It doesn’t matter if you sprint, run a 5k or an ultra-marathon. It takes a huge amount of mental toughness to do all of those types of running events.

Beginning runners have to run through the pain of sore legs, stitches/cramps in their sides and burning lungs.

Intermediate runners deal with the pains of adding in more mileage, pushing the pace on longer runs and adding more days, again, more sore legs and all the while they have to have the mental toughness to endure more and more running.

Turn up the notch and add in the competitive runner and you’ve got someone that is not only challenging their own abilities daily, but working harder and harder to beat other competitors.

So, if you want to get some mental toughness, look no further than your own body and a pair of decent running shoes. The road, sidewalk and track are never closed and you can discover a lot about how tough you are by lacing up those shoes and logging some miles.

Rich is a former U.S. Army infantryman and member of the 3d U.S. Infantry Regiment (The “Old Guard”) who responded to the Pentagon on Sept. 11, 2001, as our nation was attacked by international terrorists. He is co-founder of Survival Legion, a vet-owned company that stresses functional fitness and draws it’s uniqueness from the Roman Legions


Leave a Reply

Fill in your details below or click an icon to log in:

WordPress.com Logo

You are commenting using your WordPress.com account. Log Out /  Change )

Google photo

You are commenting using your Google account. Log Out /  Change )

Twitter picture

You are commenting using your Twitter account. Log Out /  Change )

Facebook photo

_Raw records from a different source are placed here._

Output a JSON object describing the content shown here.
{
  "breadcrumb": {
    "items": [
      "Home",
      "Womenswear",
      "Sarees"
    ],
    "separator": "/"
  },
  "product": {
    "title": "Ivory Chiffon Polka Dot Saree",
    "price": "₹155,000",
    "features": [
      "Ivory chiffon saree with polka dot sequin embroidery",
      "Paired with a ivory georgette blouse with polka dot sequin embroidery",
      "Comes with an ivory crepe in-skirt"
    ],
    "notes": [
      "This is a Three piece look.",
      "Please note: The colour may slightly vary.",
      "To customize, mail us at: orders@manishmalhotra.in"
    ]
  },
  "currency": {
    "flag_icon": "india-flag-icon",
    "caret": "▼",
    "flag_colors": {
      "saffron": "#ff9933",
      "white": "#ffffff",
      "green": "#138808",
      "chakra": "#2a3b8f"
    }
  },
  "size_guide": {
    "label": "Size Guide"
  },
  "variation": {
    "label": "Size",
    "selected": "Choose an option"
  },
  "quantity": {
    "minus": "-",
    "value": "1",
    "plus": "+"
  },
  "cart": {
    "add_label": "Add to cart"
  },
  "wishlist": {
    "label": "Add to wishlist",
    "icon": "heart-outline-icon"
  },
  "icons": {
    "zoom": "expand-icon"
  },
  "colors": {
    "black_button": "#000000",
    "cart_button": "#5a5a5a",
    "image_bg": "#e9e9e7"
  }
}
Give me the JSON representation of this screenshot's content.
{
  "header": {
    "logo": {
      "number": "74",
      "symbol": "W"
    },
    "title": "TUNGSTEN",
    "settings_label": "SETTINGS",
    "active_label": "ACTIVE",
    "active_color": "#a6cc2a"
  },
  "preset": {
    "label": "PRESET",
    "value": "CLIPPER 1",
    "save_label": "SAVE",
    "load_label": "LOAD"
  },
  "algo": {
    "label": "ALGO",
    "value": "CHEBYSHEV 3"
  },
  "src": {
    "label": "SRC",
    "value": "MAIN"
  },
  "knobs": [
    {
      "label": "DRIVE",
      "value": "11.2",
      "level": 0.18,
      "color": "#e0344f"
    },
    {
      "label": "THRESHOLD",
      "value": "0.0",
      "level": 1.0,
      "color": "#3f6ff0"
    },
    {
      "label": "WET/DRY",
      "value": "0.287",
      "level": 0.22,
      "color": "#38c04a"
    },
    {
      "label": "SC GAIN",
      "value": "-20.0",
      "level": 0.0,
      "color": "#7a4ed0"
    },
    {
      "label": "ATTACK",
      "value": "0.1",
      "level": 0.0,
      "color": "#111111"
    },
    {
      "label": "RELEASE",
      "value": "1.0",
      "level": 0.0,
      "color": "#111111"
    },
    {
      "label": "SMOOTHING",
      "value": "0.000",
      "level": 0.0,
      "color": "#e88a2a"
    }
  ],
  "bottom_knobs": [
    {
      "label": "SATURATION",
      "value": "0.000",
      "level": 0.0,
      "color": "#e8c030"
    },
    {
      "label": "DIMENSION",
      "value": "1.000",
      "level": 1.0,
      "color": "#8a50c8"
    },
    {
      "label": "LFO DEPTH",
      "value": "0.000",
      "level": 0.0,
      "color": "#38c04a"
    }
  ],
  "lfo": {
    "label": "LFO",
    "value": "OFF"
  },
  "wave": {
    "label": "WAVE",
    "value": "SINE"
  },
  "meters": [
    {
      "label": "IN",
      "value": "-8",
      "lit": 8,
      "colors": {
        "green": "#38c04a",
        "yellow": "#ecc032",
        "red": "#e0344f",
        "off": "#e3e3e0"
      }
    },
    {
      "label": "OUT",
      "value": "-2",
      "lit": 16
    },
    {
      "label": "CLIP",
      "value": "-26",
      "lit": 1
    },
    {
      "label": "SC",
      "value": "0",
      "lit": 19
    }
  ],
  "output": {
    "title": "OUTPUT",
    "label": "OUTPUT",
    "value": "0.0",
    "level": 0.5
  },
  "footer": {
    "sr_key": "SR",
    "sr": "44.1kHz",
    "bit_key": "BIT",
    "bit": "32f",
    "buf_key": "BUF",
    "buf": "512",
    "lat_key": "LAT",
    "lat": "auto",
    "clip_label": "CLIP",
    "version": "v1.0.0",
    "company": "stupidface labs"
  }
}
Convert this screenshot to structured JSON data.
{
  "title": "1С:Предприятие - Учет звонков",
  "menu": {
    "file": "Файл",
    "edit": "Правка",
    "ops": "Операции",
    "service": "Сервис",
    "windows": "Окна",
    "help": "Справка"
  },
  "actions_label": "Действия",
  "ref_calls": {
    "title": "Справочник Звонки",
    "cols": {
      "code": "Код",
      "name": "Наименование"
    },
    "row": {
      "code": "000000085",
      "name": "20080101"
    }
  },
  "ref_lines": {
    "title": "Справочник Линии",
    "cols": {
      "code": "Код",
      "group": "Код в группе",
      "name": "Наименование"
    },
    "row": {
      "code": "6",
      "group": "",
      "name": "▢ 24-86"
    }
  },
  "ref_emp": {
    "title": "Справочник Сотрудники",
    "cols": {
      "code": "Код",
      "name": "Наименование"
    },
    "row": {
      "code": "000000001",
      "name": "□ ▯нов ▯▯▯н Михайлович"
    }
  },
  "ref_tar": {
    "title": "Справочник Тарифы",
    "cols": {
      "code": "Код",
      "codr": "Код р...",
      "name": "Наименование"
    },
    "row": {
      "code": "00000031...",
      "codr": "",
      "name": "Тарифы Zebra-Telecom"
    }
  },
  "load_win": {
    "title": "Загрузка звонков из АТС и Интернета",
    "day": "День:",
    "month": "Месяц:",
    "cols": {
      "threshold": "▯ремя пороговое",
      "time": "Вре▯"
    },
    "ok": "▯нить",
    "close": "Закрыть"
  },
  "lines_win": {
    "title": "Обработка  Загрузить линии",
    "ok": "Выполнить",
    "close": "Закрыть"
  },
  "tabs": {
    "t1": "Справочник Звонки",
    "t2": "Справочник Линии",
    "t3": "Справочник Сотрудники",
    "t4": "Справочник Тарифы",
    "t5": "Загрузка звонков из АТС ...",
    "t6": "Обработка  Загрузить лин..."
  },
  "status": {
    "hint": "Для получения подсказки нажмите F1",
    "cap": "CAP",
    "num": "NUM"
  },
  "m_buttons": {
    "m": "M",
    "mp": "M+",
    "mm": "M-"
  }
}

You are commenting using your Facebook account. Log Out /  Change )

Connecting to %s

This site uses Akismet to reduce spam. Learn how your comment data is processed.